● **WHAT THE TASK ASKS**
Your output should be the full listing, unchanged.

● **PROVIDED MATERIAL**

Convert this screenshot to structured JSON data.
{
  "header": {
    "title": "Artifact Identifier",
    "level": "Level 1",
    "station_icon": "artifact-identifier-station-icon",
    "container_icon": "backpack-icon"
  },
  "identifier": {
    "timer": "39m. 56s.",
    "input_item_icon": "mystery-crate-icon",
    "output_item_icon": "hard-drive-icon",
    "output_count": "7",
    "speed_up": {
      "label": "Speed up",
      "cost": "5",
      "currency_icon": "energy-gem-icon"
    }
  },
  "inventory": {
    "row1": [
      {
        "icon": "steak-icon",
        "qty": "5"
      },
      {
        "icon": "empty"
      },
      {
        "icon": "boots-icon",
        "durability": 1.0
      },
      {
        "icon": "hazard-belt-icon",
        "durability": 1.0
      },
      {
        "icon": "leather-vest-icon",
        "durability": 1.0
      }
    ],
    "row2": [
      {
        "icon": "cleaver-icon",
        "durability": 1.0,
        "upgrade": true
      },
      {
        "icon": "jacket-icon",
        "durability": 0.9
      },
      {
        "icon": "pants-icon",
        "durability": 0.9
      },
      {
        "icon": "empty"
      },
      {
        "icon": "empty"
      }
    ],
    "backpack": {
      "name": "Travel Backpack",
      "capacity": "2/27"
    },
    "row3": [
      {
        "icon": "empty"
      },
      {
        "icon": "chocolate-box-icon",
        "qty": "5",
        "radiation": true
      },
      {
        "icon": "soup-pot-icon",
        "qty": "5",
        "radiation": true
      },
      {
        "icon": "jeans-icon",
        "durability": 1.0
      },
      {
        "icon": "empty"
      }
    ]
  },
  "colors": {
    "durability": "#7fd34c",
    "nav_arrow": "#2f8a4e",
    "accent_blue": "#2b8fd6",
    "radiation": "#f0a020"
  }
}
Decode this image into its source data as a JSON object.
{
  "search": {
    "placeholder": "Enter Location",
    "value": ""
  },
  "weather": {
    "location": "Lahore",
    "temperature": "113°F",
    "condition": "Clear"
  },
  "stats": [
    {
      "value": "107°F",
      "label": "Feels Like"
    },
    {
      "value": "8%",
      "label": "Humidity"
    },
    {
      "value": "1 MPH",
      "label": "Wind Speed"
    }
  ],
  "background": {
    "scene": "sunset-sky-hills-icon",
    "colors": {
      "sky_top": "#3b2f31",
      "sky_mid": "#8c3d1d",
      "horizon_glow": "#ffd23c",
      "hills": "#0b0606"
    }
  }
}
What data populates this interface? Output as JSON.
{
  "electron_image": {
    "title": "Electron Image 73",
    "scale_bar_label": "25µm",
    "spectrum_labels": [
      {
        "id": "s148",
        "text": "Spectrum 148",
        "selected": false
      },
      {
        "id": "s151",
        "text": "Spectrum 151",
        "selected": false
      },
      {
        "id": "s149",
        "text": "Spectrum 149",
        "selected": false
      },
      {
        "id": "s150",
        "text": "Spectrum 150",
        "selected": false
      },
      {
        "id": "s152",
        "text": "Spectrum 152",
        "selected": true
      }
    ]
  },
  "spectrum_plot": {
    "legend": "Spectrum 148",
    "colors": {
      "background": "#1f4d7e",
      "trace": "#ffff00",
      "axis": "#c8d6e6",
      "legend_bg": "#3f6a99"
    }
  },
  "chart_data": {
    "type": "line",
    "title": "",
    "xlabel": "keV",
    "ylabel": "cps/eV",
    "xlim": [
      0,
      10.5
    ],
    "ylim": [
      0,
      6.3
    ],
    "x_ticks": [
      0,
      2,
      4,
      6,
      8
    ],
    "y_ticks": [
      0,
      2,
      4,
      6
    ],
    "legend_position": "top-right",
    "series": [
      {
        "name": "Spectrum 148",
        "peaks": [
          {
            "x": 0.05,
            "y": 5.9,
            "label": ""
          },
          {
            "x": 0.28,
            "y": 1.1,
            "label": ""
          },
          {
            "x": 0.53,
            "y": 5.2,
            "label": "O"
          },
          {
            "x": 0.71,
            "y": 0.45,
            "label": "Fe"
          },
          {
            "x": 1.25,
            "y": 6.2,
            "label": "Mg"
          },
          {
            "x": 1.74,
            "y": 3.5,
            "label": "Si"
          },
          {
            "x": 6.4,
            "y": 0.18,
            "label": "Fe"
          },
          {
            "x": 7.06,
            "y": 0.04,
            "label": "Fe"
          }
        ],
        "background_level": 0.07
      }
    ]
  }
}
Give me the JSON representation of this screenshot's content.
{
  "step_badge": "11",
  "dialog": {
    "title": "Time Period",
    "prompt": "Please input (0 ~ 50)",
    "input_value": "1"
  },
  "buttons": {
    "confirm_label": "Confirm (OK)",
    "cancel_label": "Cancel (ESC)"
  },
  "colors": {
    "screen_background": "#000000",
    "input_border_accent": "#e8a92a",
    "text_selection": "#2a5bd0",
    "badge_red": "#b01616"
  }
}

● **EXERCISE ANSWER**
Convert this screenshot to structured JSON data.
{
  "header": {
    "title": "Artifact Identifier",
    "level": "Level 1",
    "station_icon": "artifact-identifier-station-icon",
    "container_icon": "backpack-icon"
  },
  "identifier": {
    "timer": "39m. 56s.",
    "input_item_icon": "mystery-crate-icon",
    "output_item_icon": "hard-drive-icon",
    "output_count": "7",
    "speed_up": {
      "label": "Speed up",
      "cost": "5",
      "currency_icon": "energy-gem-icon"
    }
  },
  "inventory": {
    "row1": [
      {
        "icon": "steak-icon",
        "qty": "5"
      },
      {
        "icon": "empty"
      },
      {
        "icon": "boots-icon",
        "durability": 1.0
      },
      {
        "icon": "hazard-belt-icon",
        "durability": 1.0
      },
      {
        "icon": "leather-vest-icon",
        "durability": 1.0
      }
    ],
    "row2": [
      {
        "icon": "cleaver-icon",
        "durability": 1.0,
        "upgrade": true
      },
      {
        "icon": "jacket-icon",
        "durability": 0.9
      },
      {
        "icon": "pants-icon",
        "durability": 0.9
      },
      {
        "icon": "empty"
      },
      {
        "icon": "empty"
      }
    ],
    "backpack": {
      "name": "Travel Backpack",
      "capacity": "2/27"
    },
    "row3": [
      {
        "icon": "empty"
      },
      {
        "icon": "chocolate-box-icon",
        "qty": "5",
        "radiation": true
      },
      {
        "icon": "soup-pot-icon",
        "qty": "5",
        "radiation": true
      },
      {
        "icon": "jeans-icon",
        "durability": 1.0
      },
      {
        "icon": "empty"
      }
    ]
  },
  "colors": {
    "durability": "#7fd34c",
    "nav_arrow": "#2f8a4e",
    "accent_blue": "#2b8fd6",
    "radiation": "#f0a020"
  }
}
Decode this image into its source data as a JSON object.
{
  "search": {
    "placeholder": "Enter Location",
    "value": ""
  },
  "weather": {
    "location": "Lahore",
    "temperature": "113°F",
    "condition": "Clear"
  },
  "stats": [
    {
      "value": "107°F",
      "label": "Feels Like"
    },
    {
      "value": "8%",
      "label": "Humidity"
    },
    {
      "value": "1 MPH",
      "label": "Wind Speed"
    }
  ],
  "background": {
    "scene": "sunset-sky-hills-icon",
    "colors": {
      "sky_top": "#3b2f31",
      "sky_mid": "#8c3d1d",
      "horizon_glow": "#ffd23c",
      "hills": "#0b0606"
    }
  }
}
What data populates this interface? Output as JSON.
{
  "electron_image": {
    "title": "Electron Image 73",
    "scale_bar_label": "25µm",
    "spectrum_labels": [
      {
        "id": "s148",
        "text": "Spectrum 148",
        "selected": false
      },
      {
        "id": "s151",
        "text": "Spectrum 151",
        "selected": false
      },
      {
        "id": "s149",
        "text": "Spectrum 149",
        "selected": false
      },
      {
        "id": "s150",
        "text": "Spectrum 150",
        "selected": false
      },
      {
        "id": "s152",
        "text": "Spectrum 152",
        "selected": true
      }
    ]
  },
  "spectrum_plot": {
    "legend": "Spectrum 148",
    "colors": {
      "background": "#1f4d7e",
      "trace": "#ffff00",
      "axis": "#c8d6e6",
      "legend_bg": "#3f6a99"
    }
  },
  "chart_data": {
    "type": "line",
    "title": "",
    "xlabel": "keV",
    "ylabel": "cps/eV",
    "xlim": [
      0,
      10.5
    ],
    "ylim": [
      0,
      6.3
    ],
    "x_ticks": [
      0,
      2,
      4,
      6,
      8
    ],
    "y_ticks": [
      0,
      2,
      4,
      6
    ],
    "legend_position": "top-right",
    "series": [
      {
        "name": "Spectrum 148",
        "peaks": [
          {
            "x": 0.05,
            "y": 5.9,
            "label": ""
          },
          {
            "x": 0.28,
            "y": 1.1,
            "label": ""
          },
          {
            "x": 0.53,
            "y": 5.2,
            "label": "O"
          },
          {
            "x": 0.71,
            "y": 0.45,
            "label": "Fe"
          },
          {
            "x": 1.25,
            "y": 6.2,
            "label": "Mg"
          },
          {
            "x": 1.74,
            "y": 3.5,
            "label": "Si"
          },
          {
            "x": 6.4,
            "y": 0.18,
            "label": "Fe"
          },
          {
            "x": 7.06,
            "y": 0.04,
            "label": "Fe"
          }
        ],
        "background_level": 0.07
      }
    ]
  }
}
Give me the JSON representation of this screenshot's content.
{
  "step_badge": "11",
  "dialog": {
    "title": "Time Period",
    "prompt": "Please input (0 ~ 50)",
    "input_value": "1"
  },
  "buttons": {
    "confirm_label": "Confirm (OK)",
    "cancel_label": "Cancel (ESC)"
  },
  "colors": {
    "screen_background": "#000000",
    "input_border_accent": "#e8a92a",
    "text_selection": "#2a5bd0",
    "badge_red": "#b01616"
  }
}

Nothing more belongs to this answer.